A little perspective, please!

If I have time, I check through my posts from this day in previous months, looking to see if I should follow up anything and to get a look at what’s happened over the course of the year.

On April 3rd, I posted about the ongoing battle for Saddam International Airport west of Baghdad. That means SIX MONTHS ago we were fighting on the outskirts of the big city, and everyone was preparing for the big push into what we all expected to be savage, bloody, extended urban combat. Two days earlier Jessica Lynch had been rescued. And all we were hearing was how terrible the planning for the war had been. We were told, and I didn’t disagree, that the relatively light resistance we’d met so far just meant that much more gore in the streets of Baghdad.

Yet here we are, six months later, and all anyone does is complain that Iraq isn’t completely rebuilt and that an Iraqi council member voted in favor of OPEC’s production cut.

On this tenth anniversary of the Battle of Mogadishu n Somalia, I think it’s important that we remember an American said he hoped for “a million Modadishus.” He didn’t get them. In fact, he didn’t get a single one. I had expected at least 500 dead US troops by the end of the Battle of Baghdad. There really wasn’t even a battle. Not anything like what we think of battles being, anyway.

And why the hell don’t the schools have all their new books?

Less than six months ago we were finding weapons caches and suicide bomber vests in the schools, yet we’re the bad guys because the children going to class in those schools don’t have all of their new stuff yet.

Not that things are exactly rosy, but if this is a post-war Iraq gone bad, what does a good post-war Iraq look like?


  1. The point on the OPEC vote is that we are supposed to GIVE them the money for what are obviously important and needed infrastructure improvements while they vote to keep prices up via what sure smells like collusion. What about the principle of free-trade that is so important to the people who run this country? Of course it is not a particularly good time to try to push this issue now, but it damned well better come up after this is done – unless we find ourselves invading another OPEC nation next. ***

  2. You are correct about the OPEC collusion being against what our leaders say they stand for. I’m no more happy about it than you are. But if the Iraqi council member had voted AGAINST the production cut, I’m confident we would have heard all about how our hand-picked people were just voting in favor of the oil men in the White House.

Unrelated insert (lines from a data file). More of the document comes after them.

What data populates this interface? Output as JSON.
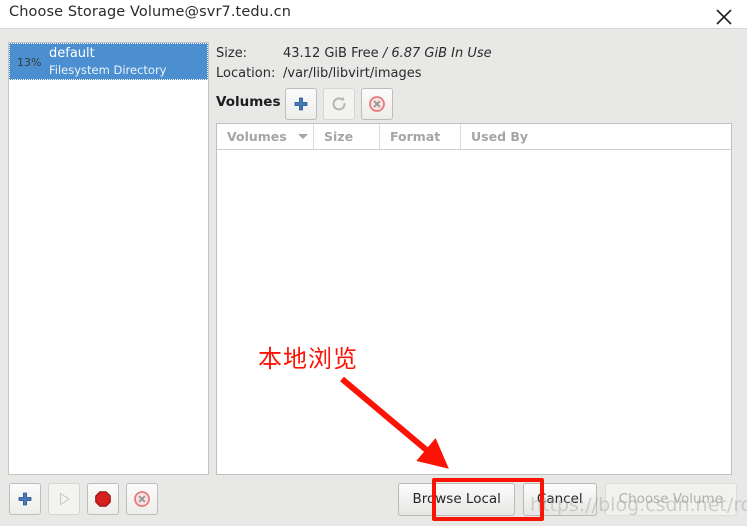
{
  "window": {
    "title": "Choose Storage Volume@svr7.tedu.cn",
    "close_icon": "close-icon"
  },
  "pools": {
    "items": [
      {
        "percent": "13%",
        "name": "default",
        "type": "Filesystem Directory",
        "selected": true
      }
    ],
    "toolbar": [
      {
        "icon": "add-pool-icon",
        "label": "Add Pool",
        "enabled": true
      },
      {
        "icon": "start-pool-icon",
        "label": "Start Pool",
        "enabled": false
      },
      {
        "icon": "stop-pool-icon",
        "label": "Stop Pool",
        "enabled": true
      },
      {
        "icon": "delete-pool-icon",
        "label": "Delete Pool",
        "enabled": true
      }
    ]
  },
  "details": {
    "size_label": "Size:",
    "size_free": "43.12 GiB Free",
    "size_sep": "/",
    "size_inuse": "6.87 GiB In Use",
    "location_label": "Location:",
    "location_value": "/var/lib/libvirt/images"
  },
  "volumes": {
    "section_label": "Volumes",
    "toolbar": [
      {
        "icon": "add-volume-icon",
        "label": "New Volume",
        "enabled": true
      },
      {
        "icon": "refresh-volume-icon",
        "label": "Refresh Volume",
        "enabled": false
      },
      {
        "icon": "delete-volume-icon",
        "label": "Delete Volume",
        "enabled": true
      }
    ],
    "columns": [
      {
        "label": "Volumes",
        "sorted": true
      },
      {
        "label": "Size",
        "sorted": false
      },
      {
        "label": "Format",
        "sorted": false
      },
      {
        "label": "Used By",
        "sorted": false
      }
    ],
    "rows": []
  },
  "actions": {
    "browse_local": "Browse Local",
    "cancel": "Cancel",
    "choose_volume": "Choose Volume",
    "choose_volume_enabled": false
  },
  "annotations": {
    "callout_text": "本地浏览",
    "callout_color": "#fb1405",
    "highlight_color": "#fb1405",
    "watermark": "https://blog.csdn.net/rosigo_"
  },
  "colors": {
    "selection_blue": "#4b8fd0",
    "body_background": "#e8e8e7",
    "titlebar_background": "#ffffff",
    "annotation_red": "#fb1405"
  }
}
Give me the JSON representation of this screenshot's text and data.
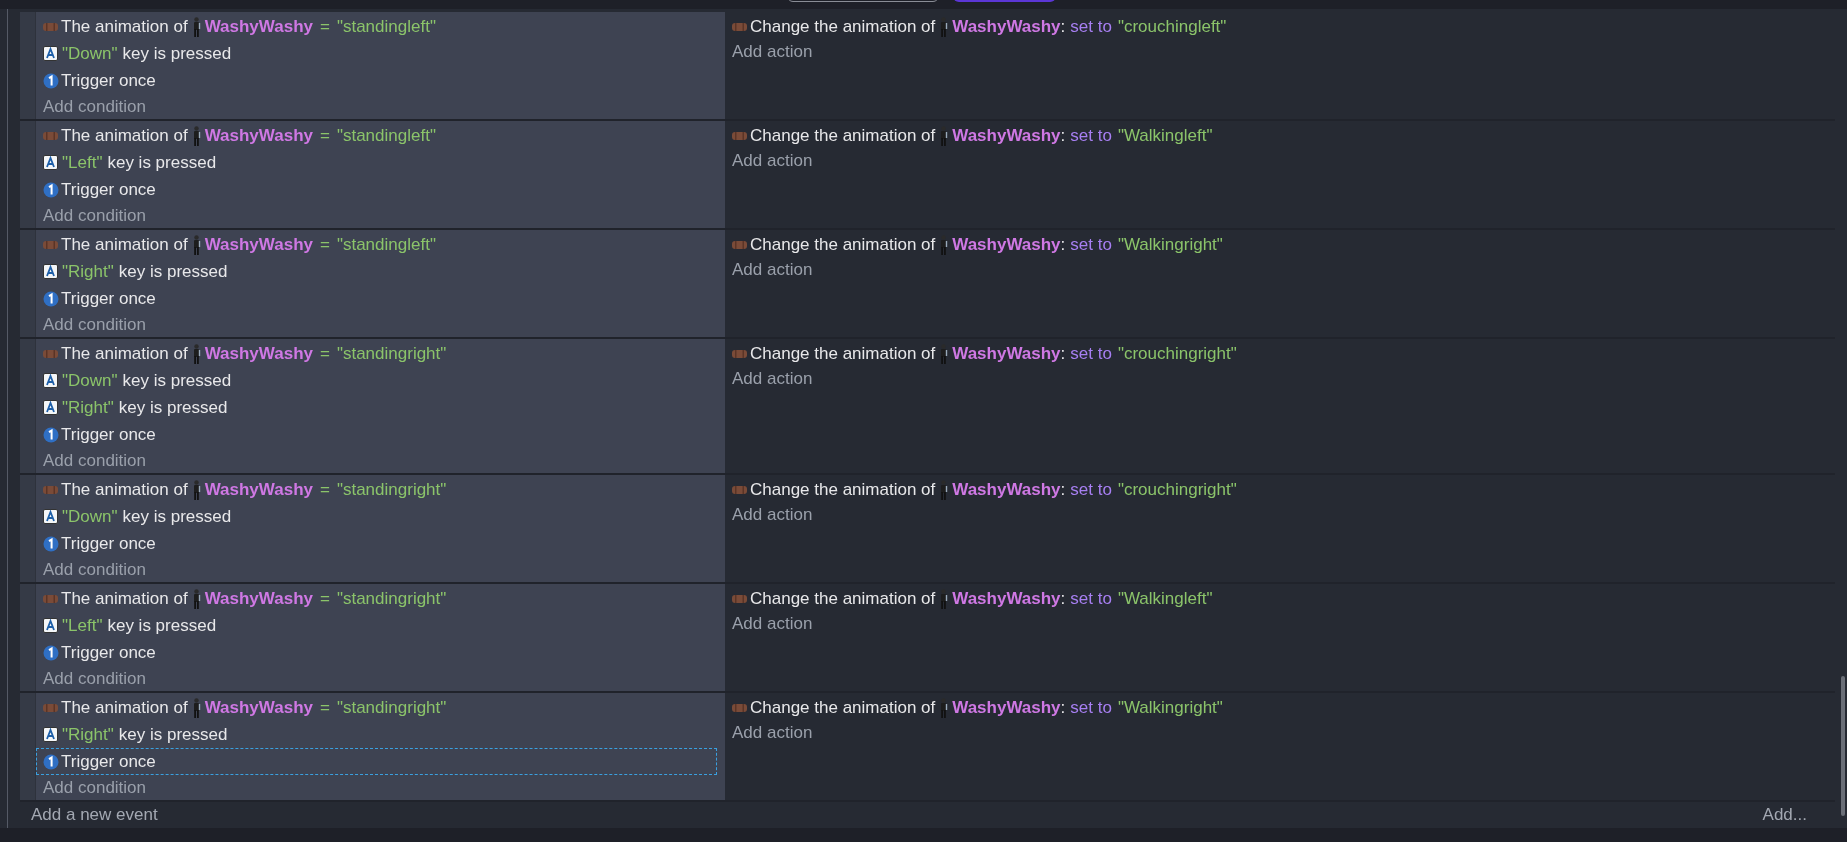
{
  "events": [
    {
      "conditions": [
        {
          "kind": "animation",
          "prefix": "The animation of",
          "object": "WashyWashy",
          "operator": "=",
          "value": "\"standingleft\"",
          "selected": false
        },
        {
          "kind": "key",
          "value": "\"Down\"",
          "text": "key is pressed",
          "selected": false
        },
        {
          "kind": "trigger",
          "text": "Trigger once",
          "selected": false
        }
      ],
      "add_condition": "Add condition",
      "actions": [
        {
          "prefix": "Change the animation of",
          "object": "WashyWashy",
          "separator": ":",
          "verb": "set to",
          "value": "\"crouchingleft\""
        }
      ],
      "add_action": "Add action"
    },
    {
      "conditions": [
        {
          "kind": "animation",
          "prefix": "The animation of",
          "object": "WashyWashy",
          "operator": "=",
          "value": "\"standingleft\"",
          "selected": false
        },
        {
          "kind": "key",
          "value": "\"Left\"",
          "text": "key is pressed",
          "selected": false
        },
        {
          "kind": "trigger",
          "text": "Trigger once",
          "selected": false
        }
      ],
      "add_condition": "Add condition",
      "actions": [
        {
          "prefix": "Change the animation of",
          "object": "WashyWashy",
          "separator": ":",
          "verb": "set to",
          "value": "\"Walkingleft\""
        }
      ],
      "add_action": "Add action"
    },
    {
      "conditions": [
        {
          "kind": "animation",
          "prefix": "The animation of",
          "object": "WashyWashy",
          "operator": "=",
          "value": "\"standingleft\"",
          "selected": false
        },
        {
          "kind": "key",
          "value": "\"Right\"",
          "text": "key is pressed",
          "selected": false
        },
        {
          "kind": "trigger",
          "text": "Trigger once",
          "selected": false
        }
      ],
      "add_condition": "Add condition",
      "actions": [
        {
          "prefix": "Change the animation of",
          "object": "WashyWashy",
          "separator": ":",
          "verb": "set to",
          "value": "\"Walkingright\""
        }
      ],
      "add_action": "Add action"
    },
    {
      "conditions": [
        {
          "kind": "animation",
          "prefix": "The animation of",
          "object": "WashyWashy",
          "operator": "=",
          "value": "\"standingright\"",
          "selected": false
        },
        {
          "kind": "key",
          "value": "\"Down\"",
          "text": "key is pressed",
          "selected": false
        },
        {
          "kind": "key",
          "value": "\"Right\"",
          "text": "key is pressed",
          "selected": false
        },
        {
          "kind": "trigger",
          "text": "Trigger once",
          "selected": false
        }
      ],
      "add_condition": "Add condition",
      "actions": [
        {
          "prefix": "Change the animation of",
          "object": "WashyWashy",
          "separator": ":",
          "verb": "set to",
          "value": "\"crouchingright\""
        }
      ],
      "add_action": "Add action"
    },
    {
      "conditions": [
        {
          "kind": "animation",
          "prefix": "The animation of",
          "object": "WashyWashy",
          "operator": "=",
          "value": "\"standingright\"",
          "selected": false
        },
        {
          "kind": "key",
          "value": "\"Down\"",
          "text": "key is pressed",
          "selected": false
        },
        {
          "kind": "trigger",
          "text": "Trigger once",
          "selected": false
        }
      ],
      "add_condition": "Add condition",
      "actions": [
        {
          "prefix": "Change the animation of",
          "object": "WashyWashy",
          "separator": ":",
          "verb": "set to",
          "value": "\"crouchingright\""
        }
      ],
      "add_action": "Add action"
    },
    {
      "conditions": [
        {
          "kind": "animation",
          "prefix": "The animation of",
          "object": "WashyWashy",
          "operator": "=",
          "value": "\"standingright\"",
          "selected": false
        },
        {
          "kind": "key",
          "value": "\"Left\"",
          "text": "key is pressed",
          "selected": false
        },
        {
          "kind": "trigger",
          "text": "Trigger once",
          "selected": false
        }
      ],
      "add_condition": "Add condition",
      "actions": [
        {
          "prefix": "Change the animation of",
          "object": "WashyWashy",
          "separator": ":",
          "verb": "set to",
          "value": "\"Walkingleft\""
        }
      ],
      "add_action": "Add action"
    },
    {
      "conditions": [
        {
          "kind": "animation",
          "prefix": "The animation of",
          "object": "WashyWashy",
          "operator": "=",
          "value": "\"standingright\"",
          "selected": false
        },
        {
          "kind": "key",
          "value": "\"Right\"",
          "text": "key is pressed",
          "selected": false
        },
        {
          "kind": "trigger",
          "text": "Trigger once",
          "selected": true
        }
      ],
      "add_condition": "Add condition",
      "actions": [
        {
          "prefix": "Change the animation of",
          "object": "WashyWashy",
          "separator": ":",
          "verb": "set to",
          "value": "\"Walkingright\""
        }
      ],
      "add_action": "Add action"
    }
  ],
  "add_event": "Add a new event",
  "add_menu": "Add..."
}
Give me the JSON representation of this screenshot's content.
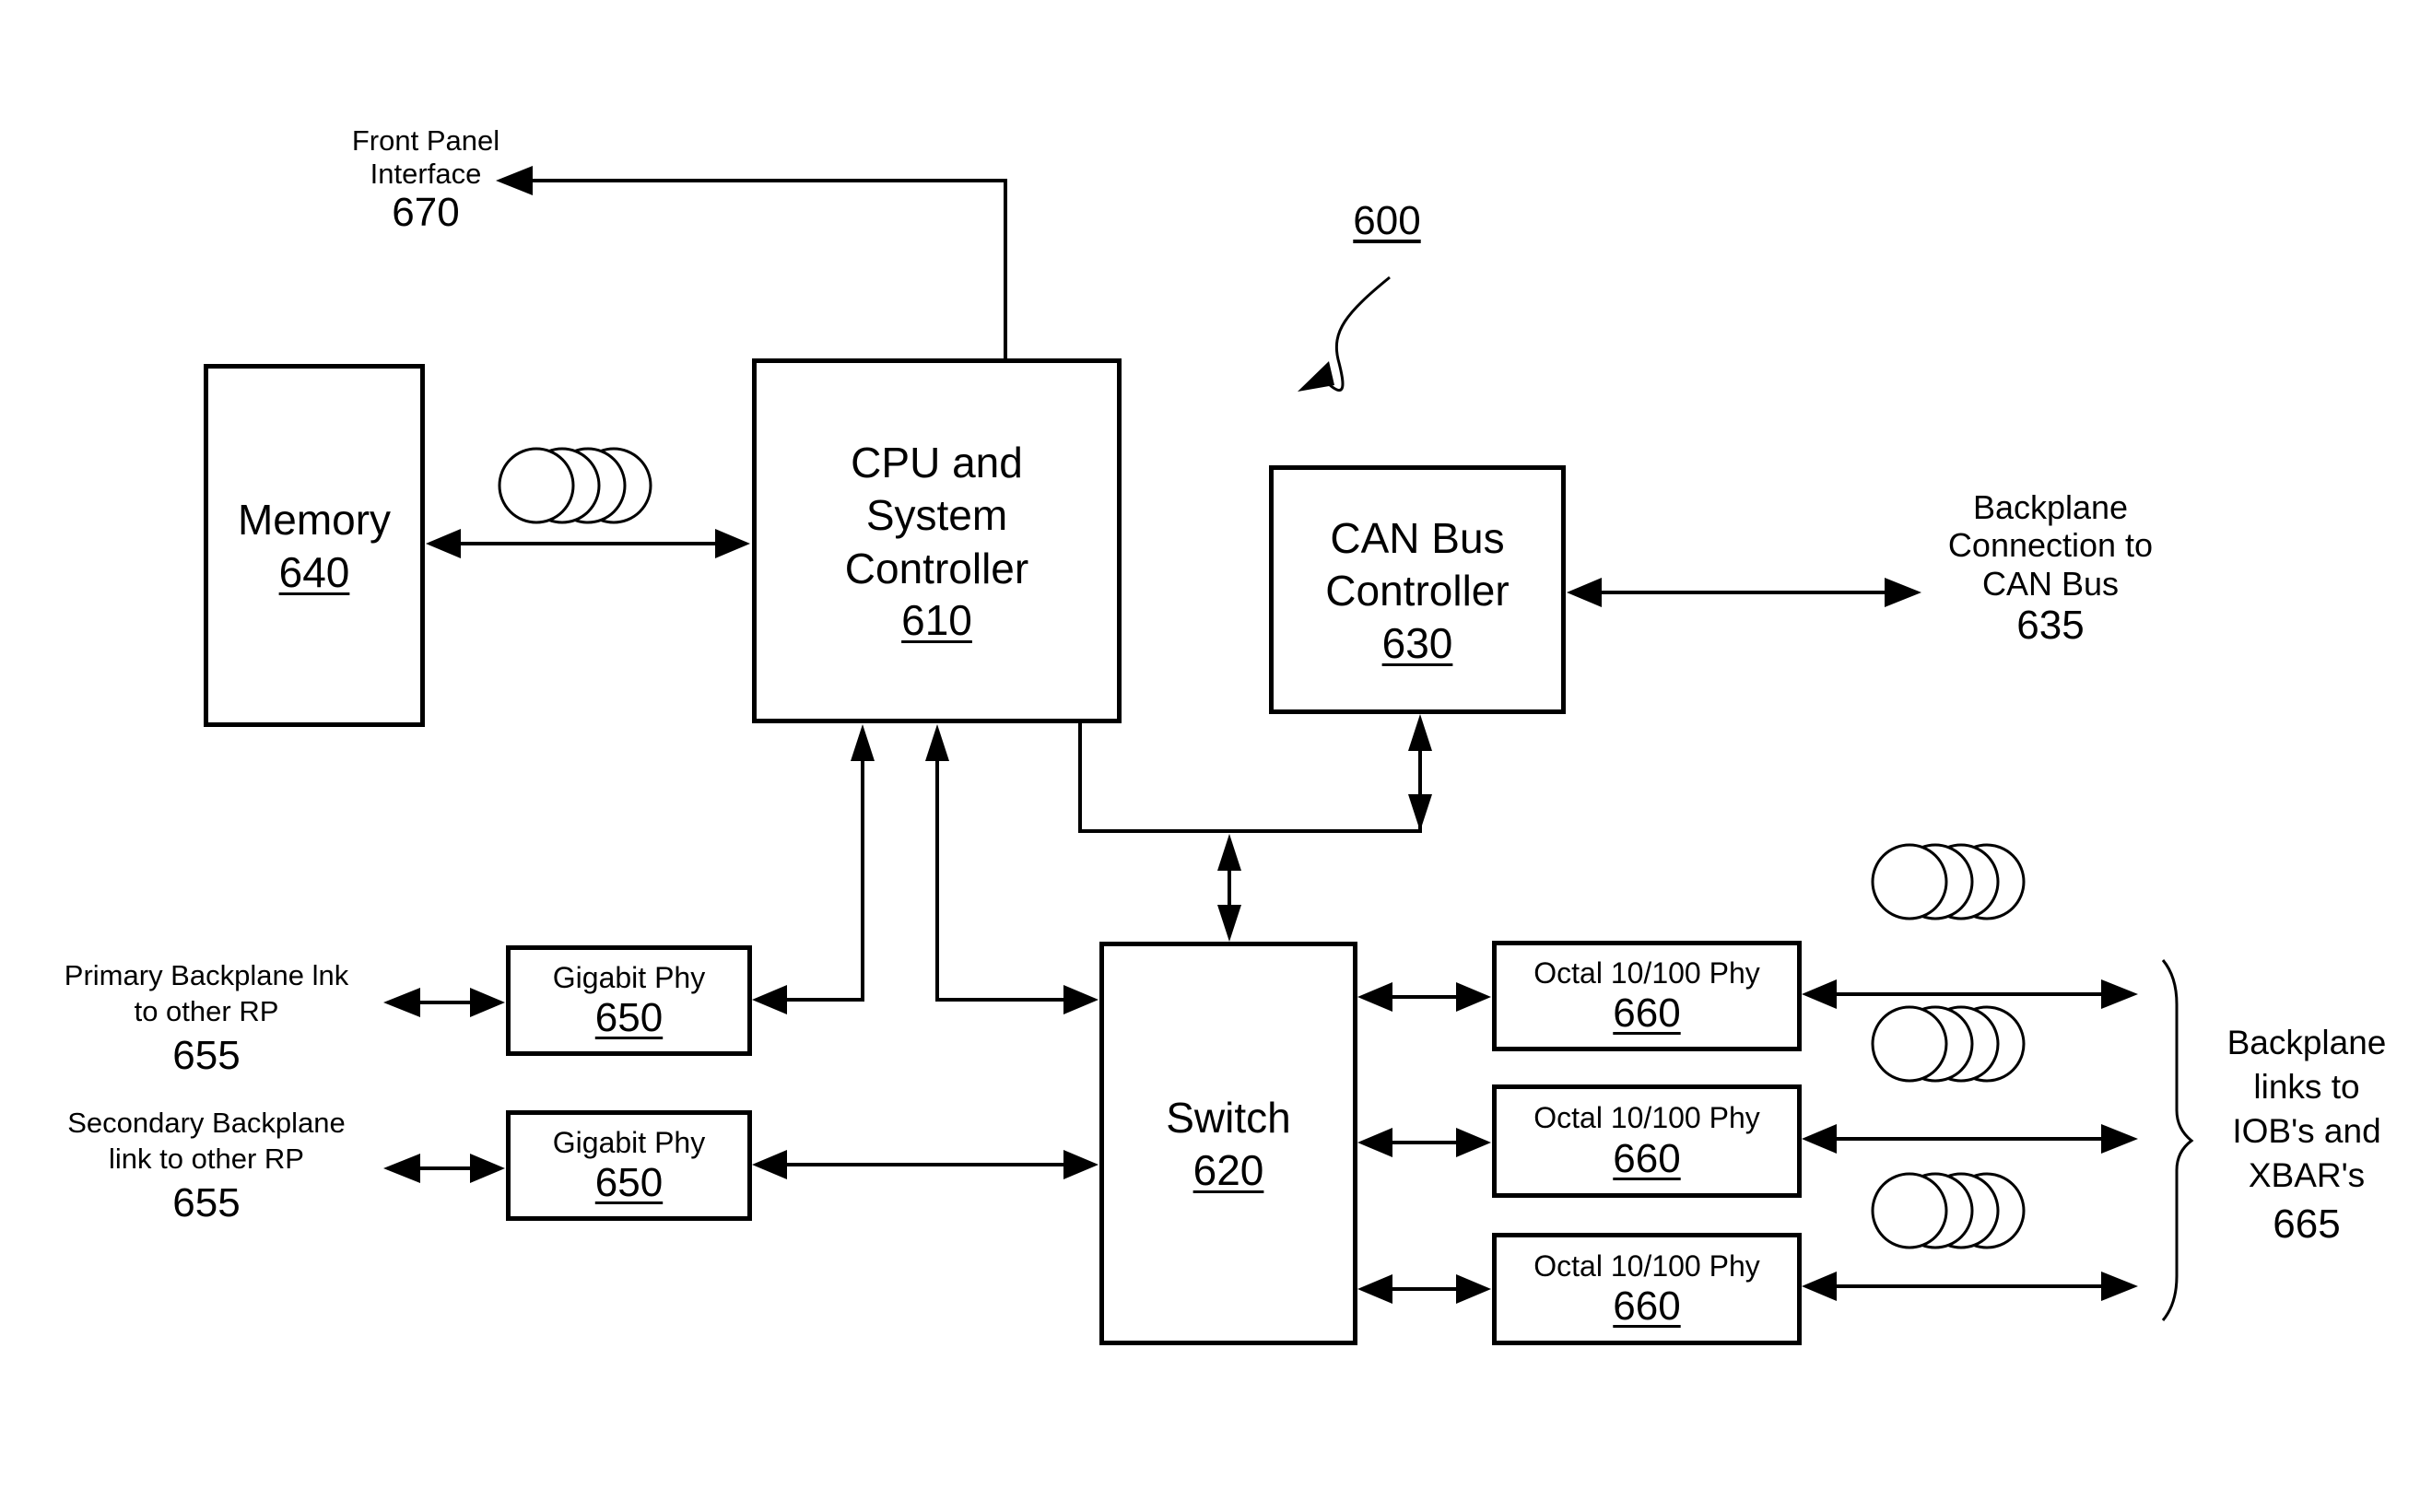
{
  "figure": {
    "reference": "600"
  },
  "blocks": {
    "memory": {
      "title": "Memory",
      "number": "640"
    },
    "cpu": {
      "title_lines": [
        "CPU and",
        "System",
        "Controller"
      ],
      "number": "610"
    },
    "can": {
      "title_lines": [
        "CAN Bus",
        "Controller"
      ],
      "number": "630"
    },
    "switch": {
      "title": "Switch",
      "number": "620"
    },
    "gigabit": [
      {
        "title": "Gigabit Phy",
        "number": "650"
      },
      {
        "title": "Gigabit Phy",
        "number": "650"
      }
    ],
    "octal": [
      {
        "title": "Octal 10/100 Phy",
        "number": "660"
      },
      {
        "title": "Octal 10/100 Phy",
        "number": "660"
      },
      {
        "title": "Octal 10/100 Phy",
        "number": "660"
      }
    ]
  },
  "external_labels": {
    "front_panel": {
      "lines": [
        "Front Panel",
        "Interface"
      ],
      "number": "670"
    },
    "can_backplane": {
      "lines": [
        "Backplane",
        "Connection to",
        "CAN Bus"
      ],
      "number": "635"
    },
    "primary_link": {
      "lines": [
        "Primary Backplane lnk",
        "to other RP"
      ],
      "number": "655"
    },
    "secondary_link": {
      "lines": [
        "Secondary Backplane",
        "link to other RP"
      ],
      "number": "655"
    },
    "iob_links": {
      "lines": [
        "Backplane",
        "links to",
        "IOB's and",
        "XBAR's"
      ],
      "number": "665"
    }
  },
  "icons": {
    "disk_stack": "disk-stack-icon"
  }
}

My reason in bringing up that vote is to illustrate the ‘trouble’ we’re dealing with in Iraq six months after the fall of Baghdad. Not a Stalingrad-like building-by-building battle of attrition still raging months later. ***